(MATERIAL FOR THIS TASK)
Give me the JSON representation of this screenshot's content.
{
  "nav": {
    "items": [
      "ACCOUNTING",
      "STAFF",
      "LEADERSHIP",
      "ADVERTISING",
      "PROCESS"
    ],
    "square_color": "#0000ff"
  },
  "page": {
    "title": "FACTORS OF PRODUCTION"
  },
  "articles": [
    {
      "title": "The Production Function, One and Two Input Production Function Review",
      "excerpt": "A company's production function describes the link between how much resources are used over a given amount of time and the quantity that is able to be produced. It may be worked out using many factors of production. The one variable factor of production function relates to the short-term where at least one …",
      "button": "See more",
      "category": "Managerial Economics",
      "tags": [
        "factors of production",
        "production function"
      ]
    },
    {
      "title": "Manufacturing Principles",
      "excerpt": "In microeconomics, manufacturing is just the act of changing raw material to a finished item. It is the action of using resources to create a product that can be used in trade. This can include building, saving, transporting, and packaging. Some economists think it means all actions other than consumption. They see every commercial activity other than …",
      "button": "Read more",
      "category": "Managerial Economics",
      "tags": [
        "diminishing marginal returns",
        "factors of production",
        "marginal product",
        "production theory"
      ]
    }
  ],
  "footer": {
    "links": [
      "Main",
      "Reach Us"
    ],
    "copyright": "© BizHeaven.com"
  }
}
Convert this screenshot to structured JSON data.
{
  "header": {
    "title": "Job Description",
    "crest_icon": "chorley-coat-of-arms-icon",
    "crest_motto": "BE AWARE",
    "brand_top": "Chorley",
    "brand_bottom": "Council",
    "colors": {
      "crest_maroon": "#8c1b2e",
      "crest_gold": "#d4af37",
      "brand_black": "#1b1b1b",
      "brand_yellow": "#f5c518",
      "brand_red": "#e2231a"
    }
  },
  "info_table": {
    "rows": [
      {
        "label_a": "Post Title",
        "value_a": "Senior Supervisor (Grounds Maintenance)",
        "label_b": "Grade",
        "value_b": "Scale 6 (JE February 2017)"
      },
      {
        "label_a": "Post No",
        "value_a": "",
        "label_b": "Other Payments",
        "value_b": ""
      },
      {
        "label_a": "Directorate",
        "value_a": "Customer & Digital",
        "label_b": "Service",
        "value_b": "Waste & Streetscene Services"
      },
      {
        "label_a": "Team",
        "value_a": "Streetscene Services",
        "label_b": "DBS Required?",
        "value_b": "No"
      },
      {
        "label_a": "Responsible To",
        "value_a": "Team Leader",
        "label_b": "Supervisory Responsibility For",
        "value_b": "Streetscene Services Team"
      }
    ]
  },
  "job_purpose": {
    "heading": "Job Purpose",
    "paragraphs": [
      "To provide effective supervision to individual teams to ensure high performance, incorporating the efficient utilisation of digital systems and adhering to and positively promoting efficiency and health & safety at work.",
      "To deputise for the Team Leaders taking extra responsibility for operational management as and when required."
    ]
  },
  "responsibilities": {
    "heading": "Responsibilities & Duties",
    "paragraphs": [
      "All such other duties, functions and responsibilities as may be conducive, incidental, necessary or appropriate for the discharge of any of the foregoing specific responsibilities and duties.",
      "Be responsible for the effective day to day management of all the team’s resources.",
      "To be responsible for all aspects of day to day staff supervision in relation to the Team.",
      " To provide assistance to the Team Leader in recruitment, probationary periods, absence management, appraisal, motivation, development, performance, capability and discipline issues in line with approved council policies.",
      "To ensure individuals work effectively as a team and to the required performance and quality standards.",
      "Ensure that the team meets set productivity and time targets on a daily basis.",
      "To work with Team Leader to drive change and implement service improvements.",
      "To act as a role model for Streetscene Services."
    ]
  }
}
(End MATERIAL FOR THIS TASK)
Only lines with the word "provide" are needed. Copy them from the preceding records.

ANSWER =>
      "To provide effective supervision to individual teams to ensure high performance, incorporating the efficient utilisation of digital systems and adhering to and positively promoting efficiency and health & safety at work.",
      " To provide assistance to the Team Leader in recruitment, probationary periods, absence management, appraisal, motivation, development, performance, capability and discipline issues in line with approved council policies.",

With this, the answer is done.